Stored entries:
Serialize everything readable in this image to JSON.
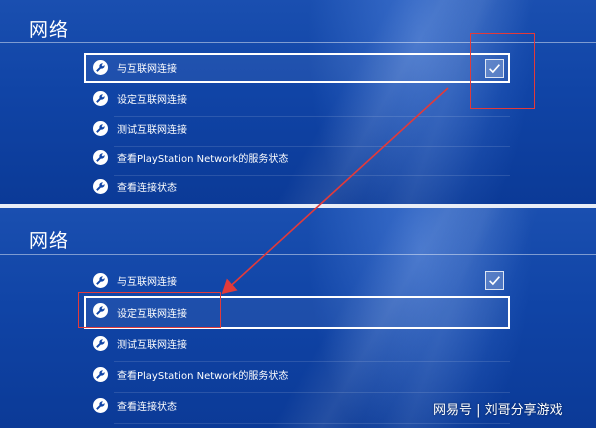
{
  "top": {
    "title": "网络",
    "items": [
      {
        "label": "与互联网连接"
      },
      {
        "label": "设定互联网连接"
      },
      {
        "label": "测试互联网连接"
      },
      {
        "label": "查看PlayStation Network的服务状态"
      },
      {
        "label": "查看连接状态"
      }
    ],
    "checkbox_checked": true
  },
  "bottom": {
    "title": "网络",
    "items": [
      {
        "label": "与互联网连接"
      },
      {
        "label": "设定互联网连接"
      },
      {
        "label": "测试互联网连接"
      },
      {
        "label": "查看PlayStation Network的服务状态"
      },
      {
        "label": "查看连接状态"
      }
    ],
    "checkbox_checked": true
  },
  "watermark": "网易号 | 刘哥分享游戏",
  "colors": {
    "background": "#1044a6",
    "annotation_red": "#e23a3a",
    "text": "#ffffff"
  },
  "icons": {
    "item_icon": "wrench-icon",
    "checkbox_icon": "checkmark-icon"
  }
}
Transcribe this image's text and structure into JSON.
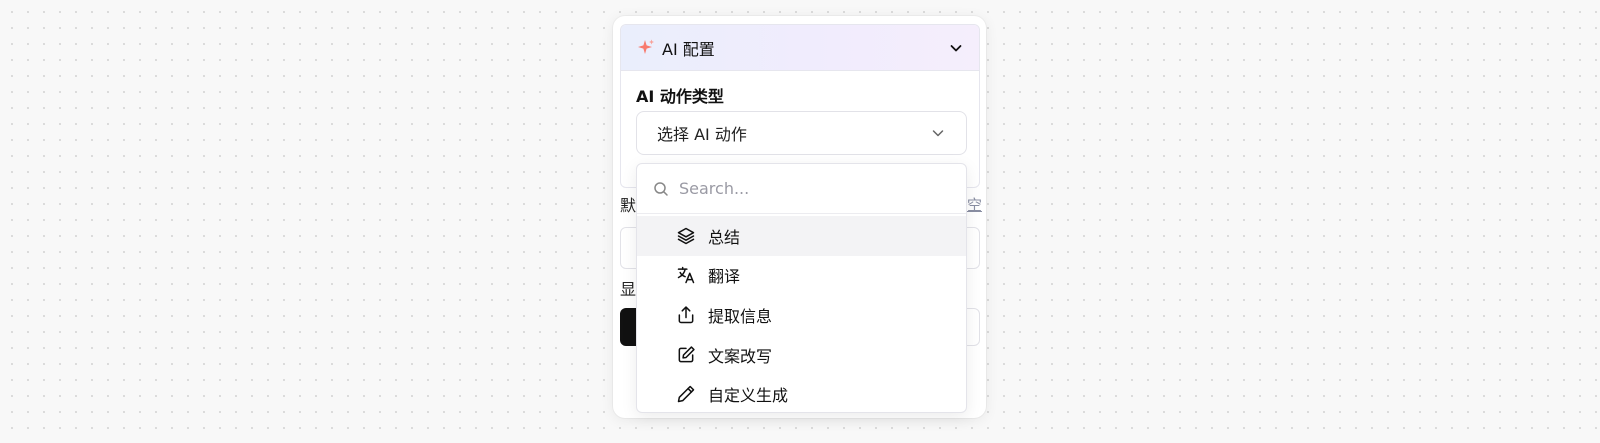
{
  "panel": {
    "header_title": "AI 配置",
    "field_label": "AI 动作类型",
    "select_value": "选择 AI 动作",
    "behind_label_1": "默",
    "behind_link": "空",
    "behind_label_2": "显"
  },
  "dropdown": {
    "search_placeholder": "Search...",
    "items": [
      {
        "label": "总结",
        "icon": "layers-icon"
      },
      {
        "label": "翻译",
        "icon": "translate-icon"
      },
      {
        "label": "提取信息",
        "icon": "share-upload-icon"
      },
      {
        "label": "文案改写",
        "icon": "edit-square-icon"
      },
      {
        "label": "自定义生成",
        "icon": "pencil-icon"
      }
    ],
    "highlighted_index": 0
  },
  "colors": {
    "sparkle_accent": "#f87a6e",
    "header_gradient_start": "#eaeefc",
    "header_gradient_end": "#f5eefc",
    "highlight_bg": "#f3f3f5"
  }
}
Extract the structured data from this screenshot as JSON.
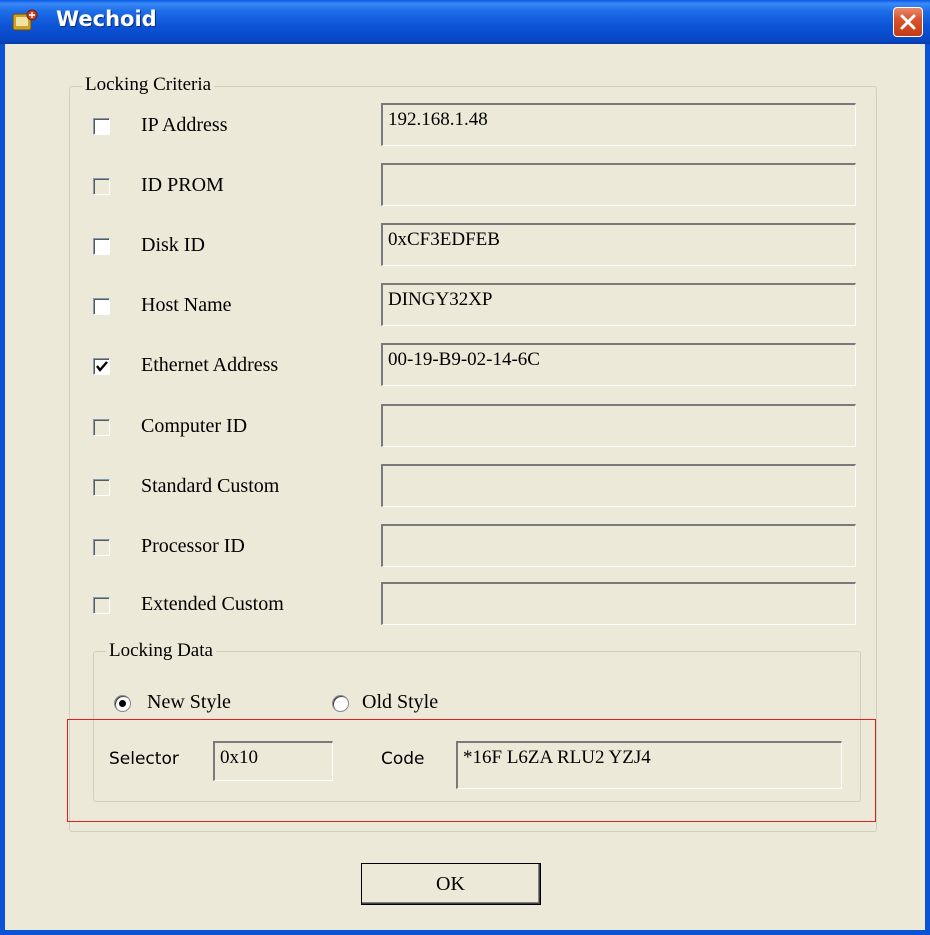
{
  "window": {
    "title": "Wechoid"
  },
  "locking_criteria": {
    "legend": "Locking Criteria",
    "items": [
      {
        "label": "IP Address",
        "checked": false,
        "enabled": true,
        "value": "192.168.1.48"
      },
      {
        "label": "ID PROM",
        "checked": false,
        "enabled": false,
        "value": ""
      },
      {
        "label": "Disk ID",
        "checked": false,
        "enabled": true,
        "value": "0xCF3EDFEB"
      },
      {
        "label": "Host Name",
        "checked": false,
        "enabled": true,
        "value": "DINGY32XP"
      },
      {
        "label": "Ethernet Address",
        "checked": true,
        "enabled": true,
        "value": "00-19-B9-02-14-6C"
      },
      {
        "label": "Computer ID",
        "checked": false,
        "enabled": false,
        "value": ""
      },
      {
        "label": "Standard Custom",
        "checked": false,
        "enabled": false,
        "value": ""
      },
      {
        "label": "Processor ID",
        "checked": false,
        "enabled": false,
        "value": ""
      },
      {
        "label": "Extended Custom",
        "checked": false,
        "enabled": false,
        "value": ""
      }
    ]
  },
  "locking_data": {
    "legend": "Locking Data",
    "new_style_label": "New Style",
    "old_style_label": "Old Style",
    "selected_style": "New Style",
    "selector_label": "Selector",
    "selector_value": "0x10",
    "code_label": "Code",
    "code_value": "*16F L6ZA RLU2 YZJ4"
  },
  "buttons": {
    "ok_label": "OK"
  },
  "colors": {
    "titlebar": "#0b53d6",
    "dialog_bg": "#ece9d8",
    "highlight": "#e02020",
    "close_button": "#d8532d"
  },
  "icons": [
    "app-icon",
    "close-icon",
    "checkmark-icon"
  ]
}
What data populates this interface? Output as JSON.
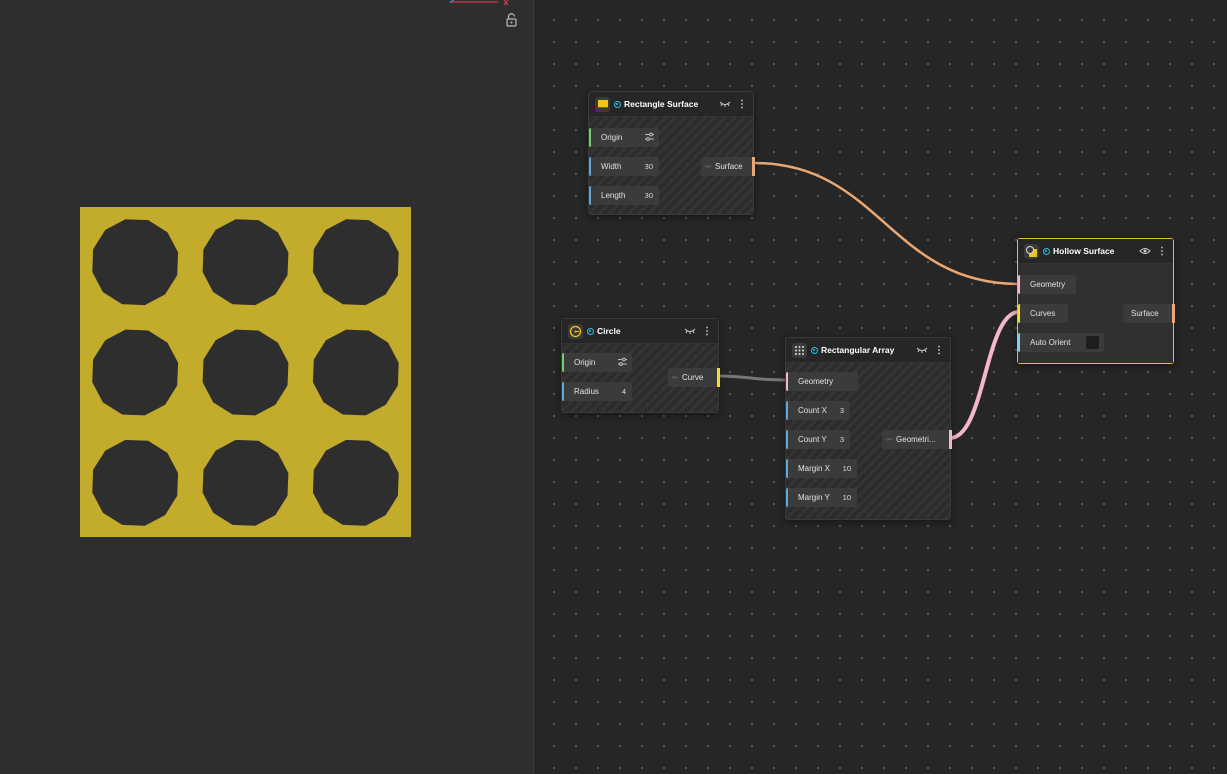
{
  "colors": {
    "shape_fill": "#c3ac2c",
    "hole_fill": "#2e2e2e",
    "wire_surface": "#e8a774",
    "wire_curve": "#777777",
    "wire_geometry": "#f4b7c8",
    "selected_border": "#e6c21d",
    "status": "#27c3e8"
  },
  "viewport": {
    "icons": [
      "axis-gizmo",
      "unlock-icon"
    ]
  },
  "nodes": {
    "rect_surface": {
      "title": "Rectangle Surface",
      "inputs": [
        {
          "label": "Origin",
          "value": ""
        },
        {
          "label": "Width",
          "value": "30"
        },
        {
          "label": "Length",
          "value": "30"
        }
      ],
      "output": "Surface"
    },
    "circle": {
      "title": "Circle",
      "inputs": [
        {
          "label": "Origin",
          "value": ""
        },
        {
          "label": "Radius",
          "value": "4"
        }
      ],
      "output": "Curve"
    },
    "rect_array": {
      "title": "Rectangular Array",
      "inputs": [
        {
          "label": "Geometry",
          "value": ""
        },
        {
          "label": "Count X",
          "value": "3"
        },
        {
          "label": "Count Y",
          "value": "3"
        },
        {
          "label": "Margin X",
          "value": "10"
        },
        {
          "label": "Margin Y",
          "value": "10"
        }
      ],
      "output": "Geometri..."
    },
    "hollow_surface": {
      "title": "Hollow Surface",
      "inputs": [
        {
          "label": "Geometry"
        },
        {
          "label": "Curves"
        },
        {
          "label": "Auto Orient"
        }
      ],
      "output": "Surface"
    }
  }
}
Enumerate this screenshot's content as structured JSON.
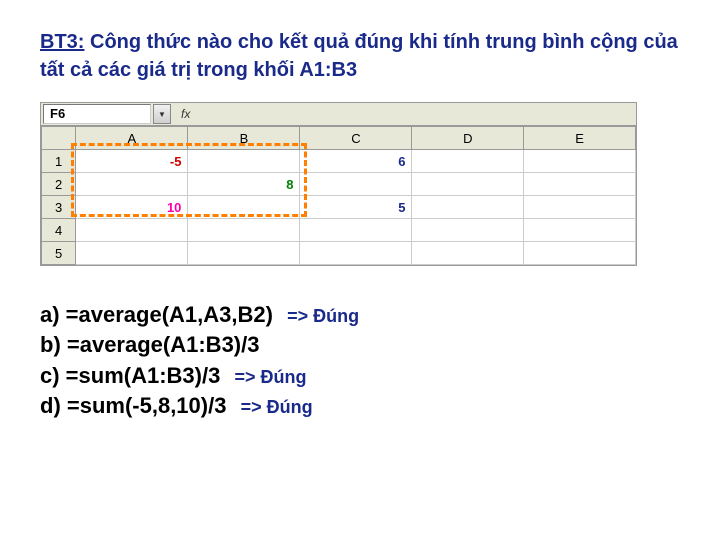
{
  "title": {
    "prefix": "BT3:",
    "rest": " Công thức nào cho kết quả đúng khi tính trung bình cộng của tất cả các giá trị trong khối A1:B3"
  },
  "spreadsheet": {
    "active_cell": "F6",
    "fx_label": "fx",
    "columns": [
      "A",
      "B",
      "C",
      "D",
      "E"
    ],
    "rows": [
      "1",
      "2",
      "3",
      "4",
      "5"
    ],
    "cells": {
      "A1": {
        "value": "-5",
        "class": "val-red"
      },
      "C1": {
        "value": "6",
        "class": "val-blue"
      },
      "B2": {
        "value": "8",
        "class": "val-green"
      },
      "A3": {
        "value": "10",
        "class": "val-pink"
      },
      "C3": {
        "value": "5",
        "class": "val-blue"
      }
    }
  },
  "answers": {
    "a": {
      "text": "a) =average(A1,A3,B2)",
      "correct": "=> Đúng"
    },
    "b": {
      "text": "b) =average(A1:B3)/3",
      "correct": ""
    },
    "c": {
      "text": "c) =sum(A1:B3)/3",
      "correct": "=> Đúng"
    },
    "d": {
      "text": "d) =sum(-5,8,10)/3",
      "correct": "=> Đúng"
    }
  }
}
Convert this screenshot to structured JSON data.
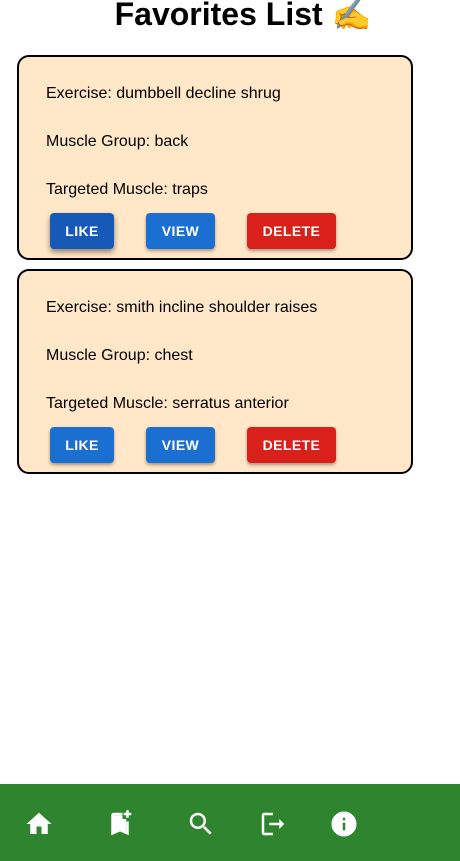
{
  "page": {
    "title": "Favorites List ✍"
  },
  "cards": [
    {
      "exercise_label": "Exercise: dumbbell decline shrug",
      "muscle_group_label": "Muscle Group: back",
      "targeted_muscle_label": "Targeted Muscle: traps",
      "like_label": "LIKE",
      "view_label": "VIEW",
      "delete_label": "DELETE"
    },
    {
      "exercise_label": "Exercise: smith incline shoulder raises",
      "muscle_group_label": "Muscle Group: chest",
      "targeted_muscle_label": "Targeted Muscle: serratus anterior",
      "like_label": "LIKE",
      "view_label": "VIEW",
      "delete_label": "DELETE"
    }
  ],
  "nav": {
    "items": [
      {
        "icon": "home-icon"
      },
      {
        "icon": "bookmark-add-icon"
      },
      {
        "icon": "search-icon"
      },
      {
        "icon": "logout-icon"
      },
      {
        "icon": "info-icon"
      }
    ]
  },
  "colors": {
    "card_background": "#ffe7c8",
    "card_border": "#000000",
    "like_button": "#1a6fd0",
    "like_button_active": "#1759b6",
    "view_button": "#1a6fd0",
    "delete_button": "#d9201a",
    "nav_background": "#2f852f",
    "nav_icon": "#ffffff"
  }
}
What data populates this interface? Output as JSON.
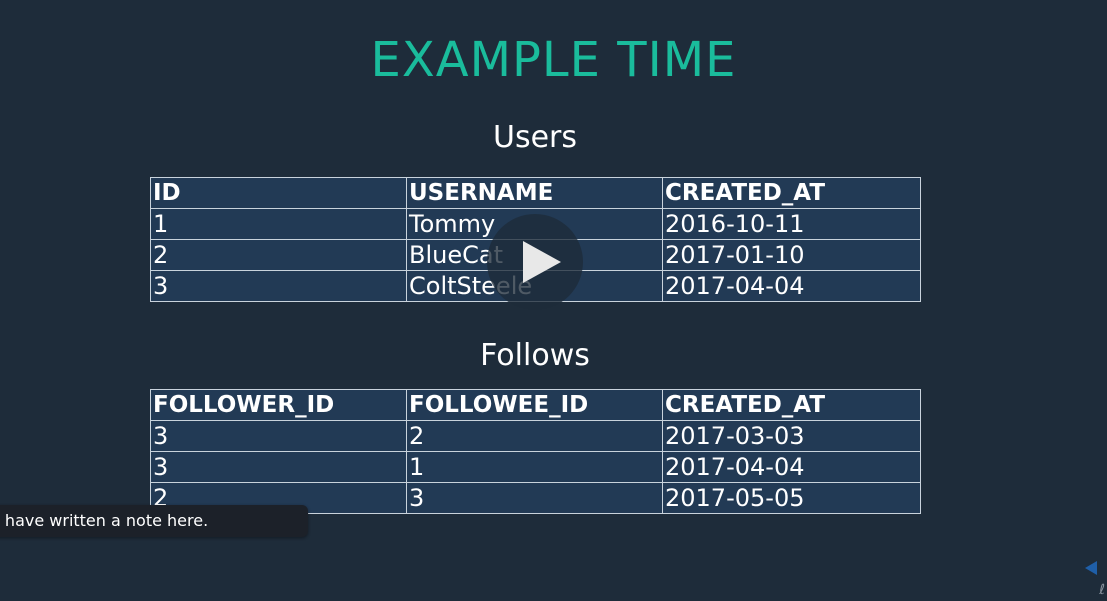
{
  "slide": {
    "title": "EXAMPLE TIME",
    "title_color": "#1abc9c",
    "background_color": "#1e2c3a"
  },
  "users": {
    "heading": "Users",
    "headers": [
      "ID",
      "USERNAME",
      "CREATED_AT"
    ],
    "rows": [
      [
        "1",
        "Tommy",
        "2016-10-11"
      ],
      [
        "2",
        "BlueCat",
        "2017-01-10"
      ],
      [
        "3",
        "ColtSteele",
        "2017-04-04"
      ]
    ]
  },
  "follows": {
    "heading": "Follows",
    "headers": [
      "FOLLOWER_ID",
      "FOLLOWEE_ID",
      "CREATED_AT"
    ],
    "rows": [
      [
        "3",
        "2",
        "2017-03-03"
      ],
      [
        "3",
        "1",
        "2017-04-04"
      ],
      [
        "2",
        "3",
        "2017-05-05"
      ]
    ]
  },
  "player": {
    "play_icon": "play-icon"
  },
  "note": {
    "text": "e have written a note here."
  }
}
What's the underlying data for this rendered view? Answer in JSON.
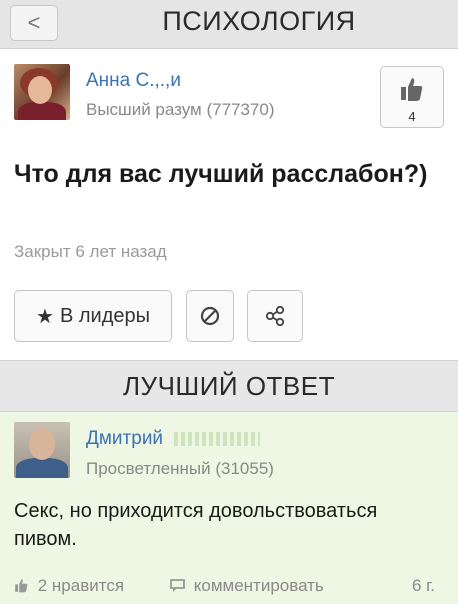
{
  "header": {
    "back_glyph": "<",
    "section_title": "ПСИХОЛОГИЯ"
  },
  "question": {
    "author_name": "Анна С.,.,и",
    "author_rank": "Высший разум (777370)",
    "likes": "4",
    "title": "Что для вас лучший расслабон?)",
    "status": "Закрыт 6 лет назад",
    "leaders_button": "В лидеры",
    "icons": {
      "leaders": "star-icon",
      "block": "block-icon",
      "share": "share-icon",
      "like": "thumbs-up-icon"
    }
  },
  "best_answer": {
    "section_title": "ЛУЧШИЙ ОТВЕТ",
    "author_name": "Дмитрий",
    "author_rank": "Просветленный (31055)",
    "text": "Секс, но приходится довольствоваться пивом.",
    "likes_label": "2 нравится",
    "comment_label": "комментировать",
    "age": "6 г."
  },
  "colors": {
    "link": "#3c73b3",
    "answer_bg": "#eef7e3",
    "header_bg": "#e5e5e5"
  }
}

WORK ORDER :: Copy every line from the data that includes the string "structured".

ANSWER SECTION ::
Extract the structured data from this screenshot as JSON.
Enumerate this screenshot's content as structured JSON.
Convert this screenshot to structured JSON data.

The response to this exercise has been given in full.